The Front Yard Idea Book is published by Taunton, who also publishes the Handyman's favorite periodicals: Fine Woodworking and Fine Homebuilding.
The best thing that Webber' book has going for it is it's organization. Well, and photos. I'm a sucker for a pretty pictures. But, the organization is delightfully geared for someone with a limited attention span. Each section addresses a different element commonly used in front yards: paths and steps, ground covers, lighting, driveways and parking, etc. It's easy to pick and choose the elements most pertinent to my project.
I think the most useful chapter for me so far has been the one on foundation plantings. After checking out the photographs in that section, I realized that my house is a lady without a skirt. The foundation is exposed, and while it's not unsightly on it's own, there's potential for great improvement. Weber gives advice based on several architectural and cultural cues, and there are short checklists to help influence the selection of plants based on their size, shape and texture.
While I know that paying a professional would produce results leagues beyond what I can do on my own, I'm excited to jump into this. There's something adventurous about attempting to take out all or most of one's lawn, and I think I'll be referencing Weber every step of the way.
But, I'm, by no means, a one-book-woman. If there are more to check out, let me know. The more ideas the better!

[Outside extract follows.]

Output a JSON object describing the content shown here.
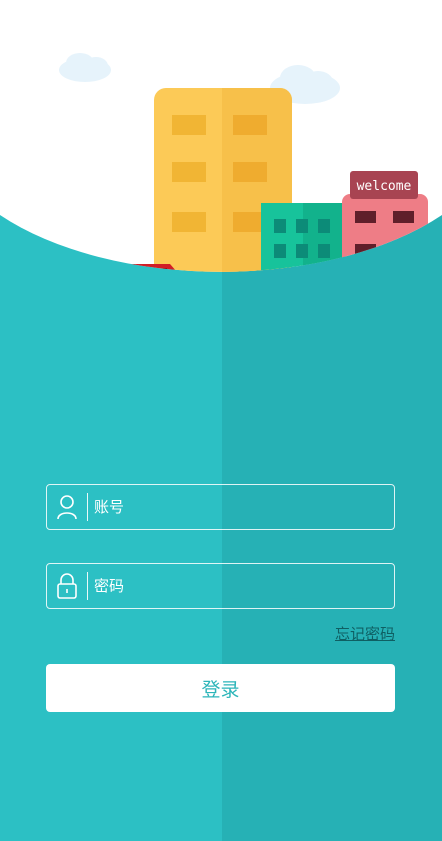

And, since I mentioned I'm a sucker for pretty pictures, I thought I'd share this website I found on making great garden photographs. A quick skim gave some good tips, but I need to head back there and check it out a little more. (Okay, okay, the Handyman found it. One day he's going to take over this blog...)